The big decisions of education should be farsighted. Turning colleges into vocational schools on a large scale is such a decision and must be evaluated prudently, says an article of the 21st Century Business Herald. Excerpts:
The Ministry of Education recently decided to transform more than 600 colleges under the administration of local education authorities into vocational schools.
The ministry will classify the schools as either academic or vocational in 2017, and the college entrance exams will change accordingly.
Yet, the question is if the transformation can realize its goal, instead of creating new problems, and whether the change can solve the unemployment issue in a timely manner.
Since the 1990s, hundreds of vocational schools have turned into colleges and universities nationwide. Now, the authority demands they go back to their previous state. The resistance is understandable.

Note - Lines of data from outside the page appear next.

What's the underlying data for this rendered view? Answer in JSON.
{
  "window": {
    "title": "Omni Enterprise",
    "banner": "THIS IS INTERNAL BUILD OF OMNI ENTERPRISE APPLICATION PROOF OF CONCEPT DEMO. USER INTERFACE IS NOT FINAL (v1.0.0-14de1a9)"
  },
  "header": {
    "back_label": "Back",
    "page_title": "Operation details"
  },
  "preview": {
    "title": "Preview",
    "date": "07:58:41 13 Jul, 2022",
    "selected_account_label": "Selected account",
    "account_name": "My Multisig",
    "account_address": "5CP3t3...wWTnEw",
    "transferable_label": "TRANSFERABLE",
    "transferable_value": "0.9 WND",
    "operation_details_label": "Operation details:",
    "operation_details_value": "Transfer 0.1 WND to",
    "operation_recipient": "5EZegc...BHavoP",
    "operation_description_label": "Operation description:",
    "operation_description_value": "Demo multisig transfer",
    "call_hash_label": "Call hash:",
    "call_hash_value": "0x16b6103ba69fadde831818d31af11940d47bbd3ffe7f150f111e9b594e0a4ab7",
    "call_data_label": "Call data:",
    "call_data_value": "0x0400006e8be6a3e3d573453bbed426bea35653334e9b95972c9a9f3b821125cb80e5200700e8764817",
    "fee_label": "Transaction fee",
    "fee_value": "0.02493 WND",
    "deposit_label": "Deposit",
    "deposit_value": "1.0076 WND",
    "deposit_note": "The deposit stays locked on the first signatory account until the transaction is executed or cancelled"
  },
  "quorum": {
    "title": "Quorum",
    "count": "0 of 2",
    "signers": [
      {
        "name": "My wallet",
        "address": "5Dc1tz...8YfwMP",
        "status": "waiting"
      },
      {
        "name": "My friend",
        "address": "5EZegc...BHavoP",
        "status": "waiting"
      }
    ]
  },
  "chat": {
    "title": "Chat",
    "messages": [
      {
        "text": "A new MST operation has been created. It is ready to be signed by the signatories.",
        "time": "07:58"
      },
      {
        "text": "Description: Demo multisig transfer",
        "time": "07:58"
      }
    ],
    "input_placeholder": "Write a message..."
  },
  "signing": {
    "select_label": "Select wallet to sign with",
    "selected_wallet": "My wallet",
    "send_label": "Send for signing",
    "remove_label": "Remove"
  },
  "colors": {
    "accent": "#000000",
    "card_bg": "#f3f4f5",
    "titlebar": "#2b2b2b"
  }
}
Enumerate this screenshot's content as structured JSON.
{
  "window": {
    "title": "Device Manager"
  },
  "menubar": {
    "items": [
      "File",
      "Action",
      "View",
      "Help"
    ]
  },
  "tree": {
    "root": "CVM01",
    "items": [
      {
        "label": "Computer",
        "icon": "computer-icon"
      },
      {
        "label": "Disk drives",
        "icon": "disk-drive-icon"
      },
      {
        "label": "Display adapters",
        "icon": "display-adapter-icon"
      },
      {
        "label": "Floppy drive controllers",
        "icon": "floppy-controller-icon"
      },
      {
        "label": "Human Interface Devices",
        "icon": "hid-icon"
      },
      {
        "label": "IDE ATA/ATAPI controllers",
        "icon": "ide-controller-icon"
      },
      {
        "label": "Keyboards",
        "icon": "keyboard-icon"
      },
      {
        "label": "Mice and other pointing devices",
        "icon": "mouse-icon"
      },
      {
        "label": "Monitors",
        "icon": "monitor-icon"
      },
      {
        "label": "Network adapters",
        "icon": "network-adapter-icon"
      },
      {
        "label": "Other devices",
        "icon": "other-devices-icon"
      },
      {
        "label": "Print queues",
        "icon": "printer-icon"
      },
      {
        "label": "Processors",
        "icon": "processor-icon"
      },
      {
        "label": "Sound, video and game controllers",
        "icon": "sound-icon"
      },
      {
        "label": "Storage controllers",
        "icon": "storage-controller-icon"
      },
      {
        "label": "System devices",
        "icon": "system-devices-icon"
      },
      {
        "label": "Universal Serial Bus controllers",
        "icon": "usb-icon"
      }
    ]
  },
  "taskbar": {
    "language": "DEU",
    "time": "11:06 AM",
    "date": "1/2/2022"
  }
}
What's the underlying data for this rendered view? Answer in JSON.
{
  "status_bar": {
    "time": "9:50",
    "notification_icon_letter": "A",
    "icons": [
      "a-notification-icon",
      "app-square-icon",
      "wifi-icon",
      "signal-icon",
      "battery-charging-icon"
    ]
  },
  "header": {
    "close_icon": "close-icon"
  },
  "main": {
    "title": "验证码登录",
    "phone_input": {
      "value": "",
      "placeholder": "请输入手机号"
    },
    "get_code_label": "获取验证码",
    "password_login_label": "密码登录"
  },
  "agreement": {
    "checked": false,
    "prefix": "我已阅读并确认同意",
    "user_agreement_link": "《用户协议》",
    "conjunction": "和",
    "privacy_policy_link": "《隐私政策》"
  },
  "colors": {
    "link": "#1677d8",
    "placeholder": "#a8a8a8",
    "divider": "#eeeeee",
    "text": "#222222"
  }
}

The issue of unemployment among college graduates is the main cause for the ministry’s decision. Each year, about 7 million students enter the job market in China.
According to the ministry’s schedule, the new generation of vocational school graduates will not finish school for seven years. Will the overdue change solve today’s unemployment issue?
China has many vocational schools now. But the quality of education is so poor in some of them that their graduates can only get low-level jobs in labor-intensive industries.
In fact, the education quality of many Chinese universities is problematic. The Education Ministry should think of how to improve the colleges’ education before changing the entire higher education structure.